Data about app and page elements
↓↓↓

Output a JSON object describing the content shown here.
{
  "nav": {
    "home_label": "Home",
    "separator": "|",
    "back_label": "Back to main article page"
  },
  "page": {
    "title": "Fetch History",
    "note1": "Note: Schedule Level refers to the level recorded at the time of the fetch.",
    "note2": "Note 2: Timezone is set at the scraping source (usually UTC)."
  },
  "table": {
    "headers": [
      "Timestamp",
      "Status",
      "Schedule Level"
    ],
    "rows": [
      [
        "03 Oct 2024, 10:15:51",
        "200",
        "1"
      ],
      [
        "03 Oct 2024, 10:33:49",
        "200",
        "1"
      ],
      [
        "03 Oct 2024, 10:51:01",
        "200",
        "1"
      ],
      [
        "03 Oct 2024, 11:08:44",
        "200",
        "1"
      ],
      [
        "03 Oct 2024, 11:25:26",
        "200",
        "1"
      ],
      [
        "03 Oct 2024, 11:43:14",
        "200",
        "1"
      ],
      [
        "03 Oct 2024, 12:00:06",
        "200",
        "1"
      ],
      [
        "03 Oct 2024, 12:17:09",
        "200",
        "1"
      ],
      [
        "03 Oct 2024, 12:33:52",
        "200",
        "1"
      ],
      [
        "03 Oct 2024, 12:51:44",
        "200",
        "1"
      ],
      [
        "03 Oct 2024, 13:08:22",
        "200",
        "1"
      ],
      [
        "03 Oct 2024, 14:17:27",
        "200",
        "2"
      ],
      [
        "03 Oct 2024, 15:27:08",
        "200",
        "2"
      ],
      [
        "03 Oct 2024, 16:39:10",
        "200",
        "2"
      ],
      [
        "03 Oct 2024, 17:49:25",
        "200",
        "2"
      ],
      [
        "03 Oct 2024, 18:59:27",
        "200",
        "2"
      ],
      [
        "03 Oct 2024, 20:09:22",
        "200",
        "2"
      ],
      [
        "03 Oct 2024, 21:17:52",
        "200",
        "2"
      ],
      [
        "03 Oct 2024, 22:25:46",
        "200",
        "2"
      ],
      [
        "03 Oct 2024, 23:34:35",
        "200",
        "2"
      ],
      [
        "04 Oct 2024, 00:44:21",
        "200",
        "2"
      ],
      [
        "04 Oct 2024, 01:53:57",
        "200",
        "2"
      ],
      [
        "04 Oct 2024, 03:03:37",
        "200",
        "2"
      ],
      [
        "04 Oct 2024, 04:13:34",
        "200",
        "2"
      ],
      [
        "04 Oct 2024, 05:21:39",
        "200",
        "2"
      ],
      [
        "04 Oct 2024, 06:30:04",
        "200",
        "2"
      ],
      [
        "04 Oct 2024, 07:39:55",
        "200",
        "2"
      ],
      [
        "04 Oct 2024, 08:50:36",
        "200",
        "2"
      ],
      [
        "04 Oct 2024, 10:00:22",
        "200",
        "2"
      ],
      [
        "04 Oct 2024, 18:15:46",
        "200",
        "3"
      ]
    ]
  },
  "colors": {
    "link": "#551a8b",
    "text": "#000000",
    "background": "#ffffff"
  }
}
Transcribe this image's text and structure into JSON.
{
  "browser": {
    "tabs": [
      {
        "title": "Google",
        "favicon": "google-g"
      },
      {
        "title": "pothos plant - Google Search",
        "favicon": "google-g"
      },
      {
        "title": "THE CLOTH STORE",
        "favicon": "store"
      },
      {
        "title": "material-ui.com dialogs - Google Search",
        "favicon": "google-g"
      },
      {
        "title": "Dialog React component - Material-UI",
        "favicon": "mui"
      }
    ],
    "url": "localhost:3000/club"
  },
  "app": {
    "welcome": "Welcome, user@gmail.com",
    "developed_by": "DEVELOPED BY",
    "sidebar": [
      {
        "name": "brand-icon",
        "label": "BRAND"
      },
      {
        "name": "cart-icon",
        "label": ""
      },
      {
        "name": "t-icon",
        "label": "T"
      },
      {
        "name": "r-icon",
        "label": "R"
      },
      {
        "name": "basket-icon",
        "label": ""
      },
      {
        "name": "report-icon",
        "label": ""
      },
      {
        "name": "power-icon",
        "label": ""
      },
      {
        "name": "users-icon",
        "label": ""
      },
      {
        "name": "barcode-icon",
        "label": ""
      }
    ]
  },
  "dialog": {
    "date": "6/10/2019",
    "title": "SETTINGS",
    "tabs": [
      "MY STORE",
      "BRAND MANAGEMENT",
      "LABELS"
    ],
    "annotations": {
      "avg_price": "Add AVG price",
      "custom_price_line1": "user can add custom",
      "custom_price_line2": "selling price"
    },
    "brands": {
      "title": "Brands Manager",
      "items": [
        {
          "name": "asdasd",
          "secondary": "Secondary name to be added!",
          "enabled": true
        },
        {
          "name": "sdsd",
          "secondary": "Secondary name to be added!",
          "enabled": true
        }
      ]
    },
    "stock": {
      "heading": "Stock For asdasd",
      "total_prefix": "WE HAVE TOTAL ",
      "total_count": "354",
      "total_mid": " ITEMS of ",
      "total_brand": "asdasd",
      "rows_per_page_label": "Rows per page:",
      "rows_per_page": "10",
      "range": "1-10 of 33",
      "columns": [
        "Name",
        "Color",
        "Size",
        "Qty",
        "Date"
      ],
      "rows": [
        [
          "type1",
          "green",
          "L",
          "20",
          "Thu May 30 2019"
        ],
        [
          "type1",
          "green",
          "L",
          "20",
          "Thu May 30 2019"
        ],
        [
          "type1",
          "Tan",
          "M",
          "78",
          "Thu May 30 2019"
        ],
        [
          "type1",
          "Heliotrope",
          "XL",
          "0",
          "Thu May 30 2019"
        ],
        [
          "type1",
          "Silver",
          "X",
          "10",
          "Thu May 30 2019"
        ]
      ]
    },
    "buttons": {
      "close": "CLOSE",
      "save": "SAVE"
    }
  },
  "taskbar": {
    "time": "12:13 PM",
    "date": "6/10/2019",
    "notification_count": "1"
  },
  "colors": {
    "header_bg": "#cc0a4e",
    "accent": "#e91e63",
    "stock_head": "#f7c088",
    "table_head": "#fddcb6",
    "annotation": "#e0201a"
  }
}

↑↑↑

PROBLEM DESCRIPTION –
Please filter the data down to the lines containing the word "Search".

THE COMPLETED TASK –
        "title": "pothos plant - Google Search",
        "title": "material-ui.com dialogs - Google Search",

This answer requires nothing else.